*PROBLEM REQUIREMENTS*
Scan the records for the string "Occupation" and copy every line that holds it.

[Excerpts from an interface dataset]
-------------------------

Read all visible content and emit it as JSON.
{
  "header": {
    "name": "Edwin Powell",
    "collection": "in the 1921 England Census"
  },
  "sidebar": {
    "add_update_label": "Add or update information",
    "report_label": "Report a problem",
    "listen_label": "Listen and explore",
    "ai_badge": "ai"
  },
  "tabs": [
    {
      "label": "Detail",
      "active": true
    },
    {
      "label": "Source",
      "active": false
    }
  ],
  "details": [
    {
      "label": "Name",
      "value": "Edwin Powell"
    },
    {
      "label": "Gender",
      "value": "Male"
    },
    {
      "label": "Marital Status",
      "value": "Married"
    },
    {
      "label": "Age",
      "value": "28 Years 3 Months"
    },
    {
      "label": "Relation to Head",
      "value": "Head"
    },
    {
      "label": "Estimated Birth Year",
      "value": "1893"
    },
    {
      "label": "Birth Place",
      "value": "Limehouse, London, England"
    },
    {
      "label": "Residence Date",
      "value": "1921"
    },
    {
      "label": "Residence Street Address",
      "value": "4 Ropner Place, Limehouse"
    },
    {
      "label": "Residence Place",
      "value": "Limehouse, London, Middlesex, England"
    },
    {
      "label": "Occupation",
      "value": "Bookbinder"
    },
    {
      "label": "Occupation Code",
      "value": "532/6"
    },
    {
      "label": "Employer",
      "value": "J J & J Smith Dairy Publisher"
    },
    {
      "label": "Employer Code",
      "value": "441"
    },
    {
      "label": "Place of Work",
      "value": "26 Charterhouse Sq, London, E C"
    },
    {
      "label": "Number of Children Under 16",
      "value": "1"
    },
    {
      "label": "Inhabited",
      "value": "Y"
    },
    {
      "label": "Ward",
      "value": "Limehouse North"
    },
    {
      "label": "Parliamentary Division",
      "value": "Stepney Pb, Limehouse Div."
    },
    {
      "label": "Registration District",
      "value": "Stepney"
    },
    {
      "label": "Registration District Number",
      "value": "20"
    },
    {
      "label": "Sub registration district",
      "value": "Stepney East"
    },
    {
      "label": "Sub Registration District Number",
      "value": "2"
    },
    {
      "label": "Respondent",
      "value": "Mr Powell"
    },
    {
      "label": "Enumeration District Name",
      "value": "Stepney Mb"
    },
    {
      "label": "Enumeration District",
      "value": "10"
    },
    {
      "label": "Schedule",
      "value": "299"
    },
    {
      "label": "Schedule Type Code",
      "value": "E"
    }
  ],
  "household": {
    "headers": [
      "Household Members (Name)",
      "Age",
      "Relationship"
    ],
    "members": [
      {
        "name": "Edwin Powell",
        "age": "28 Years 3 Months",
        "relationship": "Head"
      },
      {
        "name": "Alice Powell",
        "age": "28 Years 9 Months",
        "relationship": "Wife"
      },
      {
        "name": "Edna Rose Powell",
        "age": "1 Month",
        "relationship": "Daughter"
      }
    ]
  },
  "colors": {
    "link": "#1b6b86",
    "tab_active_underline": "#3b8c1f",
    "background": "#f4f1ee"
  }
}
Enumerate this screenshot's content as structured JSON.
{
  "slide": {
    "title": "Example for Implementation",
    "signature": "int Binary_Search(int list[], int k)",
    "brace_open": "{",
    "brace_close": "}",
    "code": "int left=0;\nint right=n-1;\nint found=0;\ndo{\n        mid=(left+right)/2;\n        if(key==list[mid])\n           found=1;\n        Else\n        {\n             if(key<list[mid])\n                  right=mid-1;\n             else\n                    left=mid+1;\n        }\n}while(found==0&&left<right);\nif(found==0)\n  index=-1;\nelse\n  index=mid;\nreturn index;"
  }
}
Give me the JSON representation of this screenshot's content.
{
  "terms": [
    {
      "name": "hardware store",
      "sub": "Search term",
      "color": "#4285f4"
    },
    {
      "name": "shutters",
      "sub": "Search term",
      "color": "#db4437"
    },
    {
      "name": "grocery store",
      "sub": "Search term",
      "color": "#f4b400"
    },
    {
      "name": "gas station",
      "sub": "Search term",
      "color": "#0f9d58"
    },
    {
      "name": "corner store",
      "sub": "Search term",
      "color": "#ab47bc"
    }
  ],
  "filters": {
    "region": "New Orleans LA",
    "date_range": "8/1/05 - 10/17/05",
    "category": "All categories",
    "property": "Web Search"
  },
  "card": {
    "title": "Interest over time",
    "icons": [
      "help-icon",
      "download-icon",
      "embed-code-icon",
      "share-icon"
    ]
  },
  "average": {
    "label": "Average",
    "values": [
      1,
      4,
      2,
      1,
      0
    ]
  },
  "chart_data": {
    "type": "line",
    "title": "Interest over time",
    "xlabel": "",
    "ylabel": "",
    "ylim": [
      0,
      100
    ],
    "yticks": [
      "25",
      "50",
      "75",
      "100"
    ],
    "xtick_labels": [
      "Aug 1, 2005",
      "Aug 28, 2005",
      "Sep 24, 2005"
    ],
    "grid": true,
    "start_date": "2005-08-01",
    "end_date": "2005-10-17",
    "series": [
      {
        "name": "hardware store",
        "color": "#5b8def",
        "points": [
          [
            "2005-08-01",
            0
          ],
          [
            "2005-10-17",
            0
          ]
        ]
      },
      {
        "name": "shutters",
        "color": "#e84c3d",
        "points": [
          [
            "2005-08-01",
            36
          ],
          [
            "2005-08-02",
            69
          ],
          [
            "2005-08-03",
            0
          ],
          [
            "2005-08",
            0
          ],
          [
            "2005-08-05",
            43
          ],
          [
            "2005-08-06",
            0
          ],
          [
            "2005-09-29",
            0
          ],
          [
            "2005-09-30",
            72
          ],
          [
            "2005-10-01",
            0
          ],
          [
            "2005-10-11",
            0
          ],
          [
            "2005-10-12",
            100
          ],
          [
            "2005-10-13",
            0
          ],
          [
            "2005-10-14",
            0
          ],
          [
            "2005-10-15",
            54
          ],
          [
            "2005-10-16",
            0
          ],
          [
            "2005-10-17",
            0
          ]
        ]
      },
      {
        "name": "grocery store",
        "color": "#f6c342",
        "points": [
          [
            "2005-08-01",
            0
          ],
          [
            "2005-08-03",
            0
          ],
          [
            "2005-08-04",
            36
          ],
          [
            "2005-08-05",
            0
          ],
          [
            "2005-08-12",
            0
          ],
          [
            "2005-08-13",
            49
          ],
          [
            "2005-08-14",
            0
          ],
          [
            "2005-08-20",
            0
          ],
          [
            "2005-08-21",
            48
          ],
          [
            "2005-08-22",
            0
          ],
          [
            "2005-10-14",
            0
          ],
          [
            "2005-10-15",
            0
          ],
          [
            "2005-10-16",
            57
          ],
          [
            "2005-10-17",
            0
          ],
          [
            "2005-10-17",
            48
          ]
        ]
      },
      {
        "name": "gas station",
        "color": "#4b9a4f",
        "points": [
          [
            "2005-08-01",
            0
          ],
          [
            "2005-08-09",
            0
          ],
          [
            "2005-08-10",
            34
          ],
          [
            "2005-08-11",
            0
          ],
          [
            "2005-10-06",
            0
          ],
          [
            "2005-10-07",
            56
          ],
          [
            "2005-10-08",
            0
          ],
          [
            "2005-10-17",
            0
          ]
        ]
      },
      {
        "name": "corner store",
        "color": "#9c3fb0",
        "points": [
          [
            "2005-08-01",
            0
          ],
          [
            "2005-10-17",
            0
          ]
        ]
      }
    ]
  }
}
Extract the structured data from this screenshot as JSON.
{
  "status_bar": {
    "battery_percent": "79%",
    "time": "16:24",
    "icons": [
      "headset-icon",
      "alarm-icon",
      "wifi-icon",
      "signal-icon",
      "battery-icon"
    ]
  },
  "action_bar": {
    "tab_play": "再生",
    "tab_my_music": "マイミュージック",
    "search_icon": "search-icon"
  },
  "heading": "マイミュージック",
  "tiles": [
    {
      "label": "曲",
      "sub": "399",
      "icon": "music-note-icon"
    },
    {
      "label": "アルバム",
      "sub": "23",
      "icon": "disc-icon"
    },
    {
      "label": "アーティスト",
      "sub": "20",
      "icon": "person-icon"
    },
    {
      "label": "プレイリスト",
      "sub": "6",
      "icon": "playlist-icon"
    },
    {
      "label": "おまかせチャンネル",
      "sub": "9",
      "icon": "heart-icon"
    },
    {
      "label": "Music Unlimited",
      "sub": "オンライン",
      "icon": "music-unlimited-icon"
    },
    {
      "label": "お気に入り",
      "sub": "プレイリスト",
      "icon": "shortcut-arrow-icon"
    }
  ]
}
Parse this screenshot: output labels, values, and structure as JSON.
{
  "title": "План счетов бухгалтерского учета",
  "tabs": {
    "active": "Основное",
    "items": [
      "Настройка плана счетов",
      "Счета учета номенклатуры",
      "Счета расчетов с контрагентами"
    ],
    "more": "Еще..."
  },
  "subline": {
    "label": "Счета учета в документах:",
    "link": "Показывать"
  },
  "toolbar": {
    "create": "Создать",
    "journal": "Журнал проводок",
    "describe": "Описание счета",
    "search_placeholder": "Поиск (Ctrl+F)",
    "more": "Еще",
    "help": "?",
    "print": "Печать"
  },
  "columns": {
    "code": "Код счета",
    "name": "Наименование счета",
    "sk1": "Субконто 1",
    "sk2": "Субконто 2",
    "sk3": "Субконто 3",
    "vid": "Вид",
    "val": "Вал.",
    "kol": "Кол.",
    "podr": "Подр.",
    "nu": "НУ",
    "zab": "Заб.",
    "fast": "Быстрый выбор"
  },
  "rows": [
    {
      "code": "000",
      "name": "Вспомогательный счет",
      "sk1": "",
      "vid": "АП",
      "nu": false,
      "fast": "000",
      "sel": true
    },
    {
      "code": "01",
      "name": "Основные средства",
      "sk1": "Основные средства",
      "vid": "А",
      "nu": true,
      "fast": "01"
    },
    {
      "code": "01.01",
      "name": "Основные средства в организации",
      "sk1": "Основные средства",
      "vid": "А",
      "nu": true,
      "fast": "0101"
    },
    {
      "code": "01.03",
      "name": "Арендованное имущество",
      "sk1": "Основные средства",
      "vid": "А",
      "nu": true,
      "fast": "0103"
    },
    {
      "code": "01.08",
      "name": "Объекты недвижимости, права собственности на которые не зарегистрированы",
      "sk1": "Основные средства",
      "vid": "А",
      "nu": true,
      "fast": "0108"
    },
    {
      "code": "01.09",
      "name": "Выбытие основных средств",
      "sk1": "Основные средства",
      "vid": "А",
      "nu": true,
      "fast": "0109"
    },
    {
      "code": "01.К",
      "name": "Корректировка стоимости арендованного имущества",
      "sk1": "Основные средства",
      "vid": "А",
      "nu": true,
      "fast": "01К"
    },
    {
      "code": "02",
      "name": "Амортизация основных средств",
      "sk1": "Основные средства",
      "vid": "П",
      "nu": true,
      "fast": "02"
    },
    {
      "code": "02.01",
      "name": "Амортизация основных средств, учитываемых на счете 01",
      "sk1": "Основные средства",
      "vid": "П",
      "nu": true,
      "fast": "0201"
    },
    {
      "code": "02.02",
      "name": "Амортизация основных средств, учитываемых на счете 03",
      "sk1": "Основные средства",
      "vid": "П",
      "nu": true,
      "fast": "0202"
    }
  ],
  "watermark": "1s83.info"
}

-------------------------

*ANSWER BELOW*
      "label": "Occupation",
      "label": "Occupation Code",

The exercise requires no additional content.